# Your goal
Show every line in the entries below where the word "follow" appears.

___ Source data

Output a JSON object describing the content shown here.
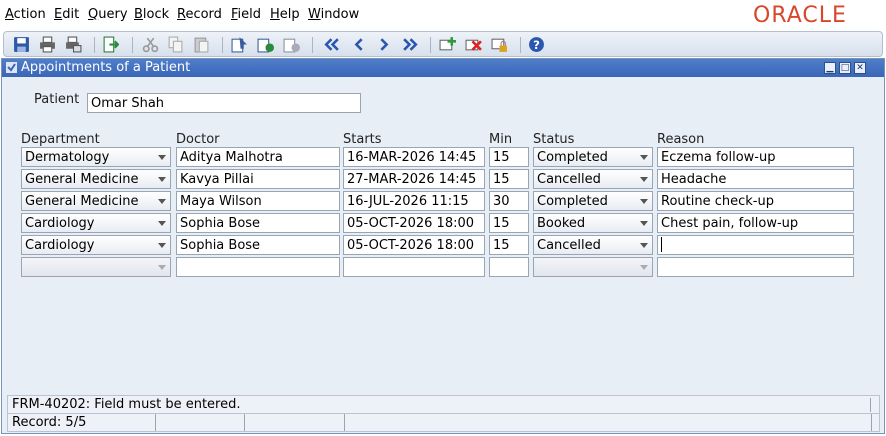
{
  "menubar": {
    "items": [
      {
        "accel": "A",
        "rest": "ction"
      },
      {
        "accel": "E",
        "rest": "dit"
      },
      {
        "accel": "Q",
        "rest": "uery"
      },
      {
        "accel": "B",
        "rest": "lock"
      },
      {
        "accel": "R",
        "rest": "ecord"
      },
      {
        "accel": "F",
        "rest": "ield"
      },
      {
        "accel": "H",
        "rest": "elp"
      },
      {
        "accel": "W",
        "rest": "indow"
      }
    ],
    "logo": "ORACLE"
  },
  "toolbar": {
    "icons": [
      "save-icon",
      "print-icon",
      "print-setup-icon",
      "exit-icon",
      "cut-icon",
      "copy-icon",
      "paste-icon",
      "enter-query-icon",
      "execute-query-icon",
      "cancel-query-icon",
      "first-record-icon",
      "previous-record-icon",
      "next-record-icon",
      "last-record-icon",
      "insert-record-icon",
      "delete-record-icon",
      "lock-record-icon",
      "help-icon"
    ]
  },
  "window": {
    "title": "Appointments of a Patient",
    "patient_label": "Patient",
    "patient_value": "Omar Shah",
    "columns": {
      "department": "Department",
      "doctor": "Doctor",
      "starts": "Starts",
      "min": "Min",
      "status": "Status",
      "reason": "Reason"
    },
    "rows": [
      {
        "department": "Dermatology",
        "doctor": "Aditya Malhotra",
        "starts": "16-MAR-2026 14:45",
        "min": "15",
        "status": "Completed",
        "reason": "Eczema follow-up"
      },
      {
        "department": "General Medicine",
        "doctor": "Kavya Pillai",
        "starts": "27-MAR-2026 14:45",
        "min": "15",
        "status": "Cancelled",
        "reason": "Headache"
      },
      {
        "department": "General Medicine",
        "doctor": "Maya Wilson",
        "starts": "16-JUL-2026 11:15",
        "min": "30",
        "status": "Completed",
        "reason": "Routine check-up"
      },
      {
        "department": "Cardiology",
        "doctor": "Sophia Bose",
        "starts": "05-OCT-2026 18:00",
        "min": "15",
        "status": "Booked",
        "reason": "Chest pain, follow-up"
      },
      {
        "department": "Cardiology",
        "doctor": "Sophia Bose",
        "starts": "05-OCT-2026 18:00",
        "min": "15",
        "status": "Cancelled",
        "reason": ""
      },
      {
        "department": "",
        "doctor": "",
        "starts": "",
        "min": "",
        "status": "",
        "reason": ""
      }
    ]
  },
  "status": {
    "message": "FRM-40202: Field must be entered.",
    "record": "Record: 5/5"
  },
  "colors": {
    "logo": "#d9472b",
    "titlebar": "#3f6cbc",
    "window_bg": "#e8eef6"
  }
}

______

# Task output
        "reason": "Eczema follow-up"
        "reason": "Chest pain, follow-up"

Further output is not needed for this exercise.